Police detectives make 'significant break' in 2017 homicide case with DNA

Detectives cracked a case after connecting a seemingly unrelated case, DNA from a homicide scene and the defendant more than a year after a woman was raped, beaten to death and left in a dumpster at a...

Published:  Tue, 18 Sep 2018 15:11:00 GMT



Why DNA Is the Most Exciting Programming Language Today

Alex Marson, biologist and infectious disease doctor at UC San Francisco When Sean Parker was young, he cofounded Napster and changed the way we listen to music. In his twenties, he helped jump-start ...

Published:  Tue, 18 Sep 2018 03:00:00 GMT



'Your father's not your father': when DNA tests reveal more than you bargained for

The first surprise of Michí¨le's DNA test was how much saliva it took. "It was daunting. It took us, like, 20 minutes. And the more we laughed, the harder it was to do." It was May 2016, and she and he...

Published:  Tue, 18 Sep 2018 13:16:00 GMT



Repeat Offender Charged in Little Canada Burglary after Dropping Napkin with his DNA on Scene

The video above aired in April in a separate case in which the suspect is charged. A man who has been convicted of multiple thefts and burglary was connected to a Little Canada burglary after ...

Published:  Tue, 18 Sep 2018 14:22:00 GMT



Detangling DNA replication

Four GapR subunits assemble as a dimer-of-dimer complex, forming a clamp around overtwisted DNA, which arises during DNA replication and transcription. Credit: Massachusetts Institute of ...

Published:  Tue, 18 Sep 2018 04:36:00 GMT



No leads from DNA analysis of Volusia County beach rapes

Analysis of DNA taken from two women who were raped on Volusia County beach in recent weeks has not produced any leads, local authorities said on Tuesday. There's currently no "definitive evidence" co...

Published:  Tue, 18 Sep 2018 08:19:00 GMT



Environmental DNA sniffs out sharks

A white shark's acute sense of smell allows it to detect a potential meal several miles away. Now, using environmental DNA (eDNA), scientists-and someday, perhaps, any curious person-can sniff them ou...

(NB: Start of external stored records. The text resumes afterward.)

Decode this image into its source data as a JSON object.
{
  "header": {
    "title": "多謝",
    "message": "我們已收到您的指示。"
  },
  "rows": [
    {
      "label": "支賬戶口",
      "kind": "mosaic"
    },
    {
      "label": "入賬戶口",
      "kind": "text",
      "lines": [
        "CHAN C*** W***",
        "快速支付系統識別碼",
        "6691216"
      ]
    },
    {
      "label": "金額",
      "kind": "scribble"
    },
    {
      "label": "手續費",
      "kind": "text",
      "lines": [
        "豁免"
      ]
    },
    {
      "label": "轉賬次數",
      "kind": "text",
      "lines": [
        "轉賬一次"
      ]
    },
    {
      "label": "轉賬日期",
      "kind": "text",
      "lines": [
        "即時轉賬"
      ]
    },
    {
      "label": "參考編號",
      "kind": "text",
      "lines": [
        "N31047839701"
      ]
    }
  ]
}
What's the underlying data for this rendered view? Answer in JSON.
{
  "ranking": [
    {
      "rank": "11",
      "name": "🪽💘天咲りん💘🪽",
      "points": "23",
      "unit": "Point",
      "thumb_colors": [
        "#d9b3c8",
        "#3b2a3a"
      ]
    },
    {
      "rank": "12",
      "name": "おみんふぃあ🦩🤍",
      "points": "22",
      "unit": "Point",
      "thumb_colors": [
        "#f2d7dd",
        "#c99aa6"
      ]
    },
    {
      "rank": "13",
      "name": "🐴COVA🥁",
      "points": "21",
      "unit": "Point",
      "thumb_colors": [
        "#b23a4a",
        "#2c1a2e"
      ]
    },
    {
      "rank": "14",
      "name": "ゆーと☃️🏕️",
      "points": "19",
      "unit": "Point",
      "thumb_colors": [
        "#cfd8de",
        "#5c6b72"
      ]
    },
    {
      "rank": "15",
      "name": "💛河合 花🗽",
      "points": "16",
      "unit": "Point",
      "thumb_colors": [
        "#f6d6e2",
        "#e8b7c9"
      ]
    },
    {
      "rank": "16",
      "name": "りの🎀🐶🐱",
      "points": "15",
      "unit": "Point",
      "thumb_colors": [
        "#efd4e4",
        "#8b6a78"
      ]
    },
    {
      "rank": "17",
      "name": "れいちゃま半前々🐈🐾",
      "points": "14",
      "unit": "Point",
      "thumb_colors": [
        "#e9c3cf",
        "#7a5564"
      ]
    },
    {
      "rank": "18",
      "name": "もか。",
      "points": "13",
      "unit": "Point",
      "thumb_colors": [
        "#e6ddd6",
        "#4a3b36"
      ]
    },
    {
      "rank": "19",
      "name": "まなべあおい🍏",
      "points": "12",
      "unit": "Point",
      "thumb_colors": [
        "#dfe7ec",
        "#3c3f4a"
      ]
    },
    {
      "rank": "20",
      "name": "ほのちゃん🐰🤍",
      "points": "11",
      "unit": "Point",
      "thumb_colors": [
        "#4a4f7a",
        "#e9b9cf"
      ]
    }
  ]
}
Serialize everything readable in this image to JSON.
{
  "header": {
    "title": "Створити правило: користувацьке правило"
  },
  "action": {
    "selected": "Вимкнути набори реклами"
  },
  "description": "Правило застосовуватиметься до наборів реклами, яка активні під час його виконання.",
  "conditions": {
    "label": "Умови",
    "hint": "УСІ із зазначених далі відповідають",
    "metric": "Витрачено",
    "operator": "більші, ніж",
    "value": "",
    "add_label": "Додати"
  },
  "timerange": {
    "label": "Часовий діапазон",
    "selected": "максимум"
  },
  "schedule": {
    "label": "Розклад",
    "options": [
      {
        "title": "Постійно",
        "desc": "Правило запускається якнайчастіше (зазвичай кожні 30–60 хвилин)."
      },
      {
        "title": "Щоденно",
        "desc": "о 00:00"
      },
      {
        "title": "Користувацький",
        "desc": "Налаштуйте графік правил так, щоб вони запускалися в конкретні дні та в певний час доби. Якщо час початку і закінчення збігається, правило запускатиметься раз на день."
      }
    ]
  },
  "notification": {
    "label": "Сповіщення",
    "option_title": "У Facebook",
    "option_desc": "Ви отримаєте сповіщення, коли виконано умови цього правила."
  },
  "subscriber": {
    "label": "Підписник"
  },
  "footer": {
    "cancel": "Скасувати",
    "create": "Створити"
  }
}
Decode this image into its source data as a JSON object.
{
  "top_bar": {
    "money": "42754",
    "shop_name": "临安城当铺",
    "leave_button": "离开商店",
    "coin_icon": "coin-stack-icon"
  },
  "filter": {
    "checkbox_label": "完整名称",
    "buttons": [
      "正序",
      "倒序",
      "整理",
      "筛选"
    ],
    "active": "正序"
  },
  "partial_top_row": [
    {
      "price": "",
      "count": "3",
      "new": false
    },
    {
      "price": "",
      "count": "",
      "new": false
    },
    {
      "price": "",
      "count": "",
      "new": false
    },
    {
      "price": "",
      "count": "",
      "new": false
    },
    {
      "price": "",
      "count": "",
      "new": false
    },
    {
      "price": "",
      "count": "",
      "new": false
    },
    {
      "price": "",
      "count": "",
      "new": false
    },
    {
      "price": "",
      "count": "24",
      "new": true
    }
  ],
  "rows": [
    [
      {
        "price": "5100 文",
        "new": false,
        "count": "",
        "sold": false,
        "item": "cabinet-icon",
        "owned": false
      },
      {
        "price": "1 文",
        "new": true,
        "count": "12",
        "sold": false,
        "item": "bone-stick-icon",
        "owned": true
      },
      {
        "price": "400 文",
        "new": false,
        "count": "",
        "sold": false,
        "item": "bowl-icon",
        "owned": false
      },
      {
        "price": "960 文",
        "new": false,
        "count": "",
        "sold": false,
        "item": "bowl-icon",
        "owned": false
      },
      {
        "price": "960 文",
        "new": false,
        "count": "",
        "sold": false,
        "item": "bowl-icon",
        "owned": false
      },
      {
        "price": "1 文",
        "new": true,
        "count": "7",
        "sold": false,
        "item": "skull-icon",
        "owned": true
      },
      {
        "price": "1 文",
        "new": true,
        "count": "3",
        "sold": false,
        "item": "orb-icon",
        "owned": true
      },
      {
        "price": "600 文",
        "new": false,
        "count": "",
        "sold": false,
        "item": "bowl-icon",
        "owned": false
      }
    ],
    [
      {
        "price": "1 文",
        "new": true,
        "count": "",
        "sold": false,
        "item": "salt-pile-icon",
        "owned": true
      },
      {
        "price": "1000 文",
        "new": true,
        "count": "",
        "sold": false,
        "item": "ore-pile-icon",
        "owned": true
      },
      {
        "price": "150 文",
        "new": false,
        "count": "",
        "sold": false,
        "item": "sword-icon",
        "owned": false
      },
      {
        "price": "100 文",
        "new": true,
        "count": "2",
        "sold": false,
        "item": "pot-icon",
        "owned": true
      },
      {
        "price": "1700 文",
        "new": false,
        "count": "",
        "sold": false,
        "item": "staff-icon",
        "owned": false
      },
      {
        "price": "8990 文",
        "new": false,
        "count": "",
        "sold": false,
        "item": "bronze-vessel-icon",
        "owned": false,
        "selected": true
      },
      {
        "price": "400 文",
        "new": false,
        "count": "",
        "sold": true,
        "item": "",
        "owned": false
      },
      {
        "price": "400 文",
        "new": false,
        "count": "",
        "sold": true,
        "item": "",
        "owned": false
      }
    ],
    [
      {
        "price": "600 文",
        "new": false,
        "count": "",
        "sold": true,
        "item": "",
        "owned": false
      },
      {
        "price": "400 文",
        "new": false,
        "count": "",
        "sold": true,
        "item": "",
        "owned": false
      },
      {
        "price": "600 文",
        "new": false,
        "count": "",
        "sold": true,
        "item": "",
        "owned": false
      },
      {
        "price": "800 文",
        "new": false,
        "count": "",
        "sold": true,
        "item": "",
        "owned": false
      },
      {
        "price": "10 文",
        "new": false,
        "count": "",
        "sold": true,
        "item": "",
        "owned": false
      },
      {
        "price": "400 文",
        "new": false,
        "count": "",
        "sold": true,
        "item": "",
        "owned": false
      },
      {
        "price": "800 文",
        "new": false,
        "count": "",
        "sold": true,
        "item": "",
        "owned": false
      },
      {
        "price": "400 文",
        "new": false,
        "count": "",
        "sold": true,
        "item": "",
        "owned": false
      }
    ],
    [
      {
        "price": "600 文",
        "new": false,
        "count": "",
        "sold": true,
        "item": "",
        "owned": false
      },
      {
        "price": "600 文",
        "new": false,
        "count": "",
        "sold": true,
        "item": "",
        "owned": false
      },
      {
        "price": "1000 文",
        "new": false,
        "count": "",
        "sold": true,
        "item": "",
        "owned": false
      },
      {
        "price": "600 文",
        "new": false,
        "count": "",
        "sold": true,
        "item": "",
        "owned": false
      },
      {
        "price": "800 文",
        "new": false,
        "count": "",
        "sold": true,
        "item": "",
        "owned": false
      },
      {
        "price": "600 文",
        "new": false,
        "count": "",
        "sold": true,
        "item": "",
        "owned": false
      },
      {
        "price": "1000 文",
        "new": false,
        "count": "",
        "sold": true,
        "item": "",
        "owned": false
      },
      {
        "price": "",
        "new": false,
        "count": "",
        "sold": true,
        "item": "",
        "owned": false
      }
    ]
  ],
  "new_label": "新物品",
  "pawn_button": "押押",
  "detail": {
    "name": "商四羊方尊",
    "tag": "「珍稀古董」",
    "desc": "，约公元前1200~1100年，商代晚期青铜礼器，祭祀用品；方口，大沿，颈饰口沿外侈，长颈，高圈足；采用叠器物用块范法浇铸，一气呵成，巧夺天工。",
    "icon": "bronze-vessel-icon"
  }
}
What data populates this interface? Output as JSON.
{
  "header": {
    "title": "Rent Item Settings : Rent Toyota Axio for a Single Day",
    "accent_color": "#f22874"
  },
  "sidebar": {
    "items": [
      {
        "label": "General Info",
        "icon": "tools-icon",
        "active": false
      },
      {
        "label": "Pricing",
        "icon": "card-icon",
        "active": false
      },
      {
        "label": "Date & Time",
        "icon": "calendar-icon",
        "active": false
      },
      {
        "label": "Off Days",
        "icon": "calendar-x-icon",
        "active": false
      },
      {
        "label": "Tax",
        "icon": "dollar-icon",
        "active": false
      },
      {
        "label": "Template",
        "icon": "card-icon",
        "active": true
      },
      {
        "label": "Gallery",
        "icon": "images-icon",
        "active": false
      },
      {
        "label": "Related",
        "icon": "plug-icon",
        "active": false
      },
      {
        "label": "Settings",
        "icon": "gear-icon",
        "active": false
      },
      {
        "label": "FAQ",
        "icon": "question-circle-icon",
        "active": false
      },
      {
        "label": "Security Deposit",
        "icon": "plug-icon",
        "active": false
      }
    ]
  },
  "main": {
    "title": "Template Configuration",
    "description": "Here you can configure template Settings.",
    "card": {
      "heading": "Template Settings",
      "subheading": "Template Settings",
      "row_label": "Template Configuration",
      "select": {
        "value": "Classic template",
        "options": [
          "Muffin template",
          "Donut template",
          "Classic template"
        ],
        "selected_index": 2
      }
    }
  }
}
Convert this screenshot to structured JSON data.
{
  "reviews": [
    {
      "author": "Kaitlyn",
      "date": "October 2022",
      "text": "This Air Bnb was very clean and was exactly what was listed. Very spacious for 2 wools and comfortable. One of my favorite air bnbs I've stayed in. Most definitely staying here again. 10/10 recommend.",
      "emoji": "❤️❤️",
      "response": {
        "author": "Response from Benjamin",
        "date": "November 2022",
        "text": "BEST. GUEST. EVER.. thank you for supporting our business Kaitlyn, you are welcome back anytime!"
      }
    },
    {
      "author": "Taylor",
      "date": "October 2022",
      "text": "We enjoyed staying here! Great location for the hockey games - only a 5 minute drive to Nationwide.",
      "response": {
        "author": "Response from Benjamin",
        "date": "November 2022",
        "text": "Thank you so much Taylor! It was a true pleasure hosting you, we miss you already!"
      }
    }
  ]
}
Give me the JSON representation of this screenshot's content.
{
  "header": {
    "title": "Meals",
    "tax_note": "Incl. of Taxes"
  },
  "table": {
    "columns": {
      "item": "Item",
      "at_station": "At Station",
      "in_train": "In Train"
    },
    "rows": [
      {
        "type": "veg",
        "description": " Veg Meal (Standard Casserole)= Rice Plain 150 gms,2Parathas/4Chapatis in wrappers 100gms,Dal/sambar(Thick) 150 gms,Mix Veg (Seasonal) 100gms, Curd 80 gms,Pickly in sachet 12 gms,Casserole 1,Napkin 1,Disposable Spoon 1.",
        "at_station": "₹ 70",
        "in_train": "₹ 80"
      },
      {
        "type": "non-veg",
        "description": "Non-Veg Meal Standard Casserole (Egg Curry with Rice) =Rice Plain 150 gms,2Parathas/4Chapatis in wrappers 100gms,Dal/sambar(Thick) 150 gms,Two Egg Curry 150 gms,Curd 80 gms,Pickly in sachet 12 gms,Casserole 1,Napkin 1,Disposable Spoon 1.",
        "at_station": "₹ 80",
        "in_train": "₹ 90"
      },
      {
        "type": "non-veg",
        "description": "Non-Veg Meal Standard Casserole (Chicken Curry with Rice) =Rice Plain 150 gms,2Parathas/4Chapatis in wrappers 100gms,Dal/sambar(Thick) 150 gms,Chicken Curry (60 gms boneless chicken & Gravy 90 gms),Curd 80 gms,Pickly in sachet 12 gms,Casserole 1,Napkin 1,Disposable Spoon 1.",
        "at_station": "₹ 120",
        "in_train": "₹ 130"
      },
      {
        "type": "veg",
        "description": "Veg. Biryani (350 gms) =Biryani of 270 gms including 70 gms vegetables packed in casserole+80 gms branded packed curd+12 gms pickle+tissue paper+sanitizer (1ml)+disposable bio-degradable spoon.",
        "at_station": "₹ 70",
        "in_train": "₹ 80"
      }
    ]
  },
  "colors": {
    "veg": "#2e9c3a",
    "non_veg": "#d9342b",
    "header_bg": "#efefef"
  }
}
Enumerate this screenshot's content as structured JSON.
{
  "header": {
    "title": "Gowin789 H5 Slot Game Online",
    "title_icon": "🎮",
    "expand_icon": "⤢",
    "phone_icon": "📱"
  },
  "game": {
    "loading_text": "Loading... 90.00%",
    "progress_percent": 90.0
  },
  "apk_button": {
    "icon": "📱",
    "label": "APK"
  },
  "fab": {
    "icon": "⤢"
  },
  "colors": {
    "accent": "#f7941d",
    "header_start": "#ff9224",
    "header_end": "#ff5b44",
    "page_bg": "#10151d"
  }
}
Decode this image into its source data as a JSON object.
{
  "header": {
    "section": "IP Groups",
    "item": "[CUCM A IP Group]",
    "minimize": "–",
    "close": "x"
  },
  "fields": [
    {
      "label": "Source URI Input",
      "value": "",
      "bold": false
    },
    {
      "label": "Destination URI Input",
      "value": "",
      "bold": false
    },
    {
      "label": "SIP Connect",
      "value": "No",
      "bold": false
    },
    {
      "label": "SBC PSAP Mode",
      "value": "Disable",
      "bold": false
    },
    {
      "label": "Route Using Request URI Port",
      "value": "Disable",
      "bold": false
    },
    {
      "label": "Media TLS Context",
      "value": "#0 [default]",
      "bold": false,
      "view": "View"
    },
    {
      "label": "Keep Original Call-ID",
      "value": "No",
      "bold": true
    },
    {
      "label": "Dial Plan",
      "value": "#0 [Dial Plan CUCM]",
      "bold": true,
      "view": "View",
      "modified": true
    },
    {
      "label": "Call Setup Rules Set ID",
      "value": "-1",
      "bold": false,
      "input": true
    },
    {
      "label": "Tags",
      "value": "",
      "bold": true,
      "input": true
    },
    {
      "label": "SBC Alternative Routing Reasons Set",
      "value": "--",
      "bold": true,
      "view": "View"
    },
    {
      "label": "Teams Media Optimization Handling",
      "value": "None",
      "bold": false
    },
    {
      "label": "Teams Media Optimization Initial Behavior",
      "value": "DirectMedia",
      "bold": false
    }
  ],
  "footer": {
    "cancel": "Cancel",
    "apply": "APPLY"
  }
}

Published:  Tue, 18 Sep 2018 07:53:00 GMT




We recommend

 

- View Full Site -